» **Your goal**
Return all the entries below exactly as they were given.

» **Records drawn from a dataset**

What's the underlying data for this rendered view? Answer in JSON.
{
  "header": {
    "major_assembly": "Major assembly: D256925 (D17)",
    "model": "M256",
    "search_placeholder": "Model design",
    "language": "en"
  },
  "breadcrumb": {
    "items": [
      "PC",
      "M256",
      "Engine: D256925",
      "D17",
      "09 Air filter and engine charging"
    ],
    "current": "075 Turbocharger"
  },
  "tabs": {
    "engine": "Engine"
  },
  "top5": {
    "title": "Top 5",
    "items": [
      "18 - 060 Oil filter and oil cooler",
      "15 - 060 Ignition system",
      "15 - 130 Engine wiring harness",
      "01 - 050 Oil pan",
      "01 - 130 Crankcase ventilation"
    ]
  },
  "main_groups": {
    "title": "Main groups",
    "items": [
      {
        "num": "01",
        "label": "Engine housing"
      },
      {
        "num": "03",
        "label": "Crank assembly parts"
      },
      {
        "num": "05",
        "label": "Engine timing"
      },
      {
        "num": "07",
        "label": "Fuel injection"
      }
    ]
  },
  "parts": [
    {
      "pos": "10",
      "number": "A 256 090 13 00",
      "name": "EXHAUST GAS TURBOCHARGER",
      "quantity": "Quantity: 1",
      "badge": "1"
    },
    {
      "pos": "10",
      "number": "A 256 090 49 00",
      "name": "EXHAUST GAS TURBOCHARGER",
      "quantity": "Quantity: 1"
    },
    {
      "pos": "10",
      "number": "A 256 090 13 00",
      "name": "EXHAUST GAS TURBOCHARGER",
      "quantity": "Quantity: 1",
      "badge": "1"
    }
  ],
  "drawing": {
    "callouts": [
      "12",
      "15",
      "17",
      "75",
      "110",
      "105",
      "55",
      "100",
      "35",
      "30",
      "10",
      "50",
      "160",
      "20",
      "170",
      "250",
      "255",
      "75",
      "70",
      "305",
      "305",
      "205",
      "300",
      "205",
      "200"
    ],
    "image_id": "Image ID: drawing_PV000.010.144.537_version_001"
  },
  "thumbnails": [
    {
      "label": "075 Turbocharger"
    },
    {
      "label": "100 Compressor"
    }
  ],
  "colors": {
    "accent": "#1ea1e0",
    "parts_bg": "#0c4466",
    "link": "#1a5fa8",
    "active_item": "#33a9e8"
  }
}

» **Written response**
What's the underlying data for this rendered view? Answer in JSON.
{
  "header": {
    "major_assembly": "Major assembly: D256925 (D17)",
    "model": "M256",
    "search_placeholder": "Model design",
    "language": "en"
  },
  "breadcrumb": {
    "items": [
      "PC",
      "M256",
      "Engine: D256925",
      "D17",
      "09 Air filter and engine charging"
    ],
    "current": "075 Turbocharger"
  },
  "tabs": {
    "engine": "Engine"
  },
  "top5": {
    "title": "Top 5",
    "items": [
      "18 - 060 Oil filter and oil cooler",
      "15 - 060 Ignition system",
      "15 - 130 Engine wiring harness",
      "01 - 050 Oil pan",
      "01 - 130 Crankcase ventilation"
    ]
  },
  "main_groups": {
    "title": "Main groups",
    "items": [
      {
        "num": "01",
        "label": "Engine housing"
      },
      {
        "num": "03",
        "label": "Crank assembly parts"
      },
      {
        "num": "05",
        "label": "Engine timing"
      },
      {
        "num": "07",
        "label": "Fuel injection"
      }
    ]
  },
  "parts": [
    {
      "pos": "10",
      "number": "A 256 090 13 00",
      "name": "EXHAUST GAS TURBOCHARGER",
      "quantity": "Quantity: 1",
      "badge": "1"
    },
    {
      "pos": "10",
      "number": "A 256 090 49 00",
      "name": "EXHAUST GAS TURBOCHARGER",
      "quantity": "Quantity: 1"
    },
    {
      "pos": "10",
      "number": "A 256 090 13 00",
      "name": "EXHAUST GAS TURBOCHARGER",
      "quantity": "Quantity: 1",
      "badge": "1"
    }
  ],
  "drawing": {
    "callouts": [
      "12",
      "15",
      "17",
      "75",
      "110",
      "105",
      "55",
      "100",
      "35",
      "30",
      "10",
      "50",
      "160",
      "20",
      "170",
      "250",
      "255",
      "75",
      "70",
      "305",
      "305",
      "205",
      "300",
      "205",
      "200"
    ],
    "image_id": "Image ID: drawing_PV000.010.144.537_version_001"
  },
  "thumbnails": [
    {
      "label": "075 Turbocharger"
    },
    {
      "label": "100 Compressor"
    }
  ],
  "colors": {
    "accent": "#1ea1e0",
    "parts_bg": "#0c4466",
    "link": "#1a5fa8",
    "active_item": "#33a9e8"
  }
}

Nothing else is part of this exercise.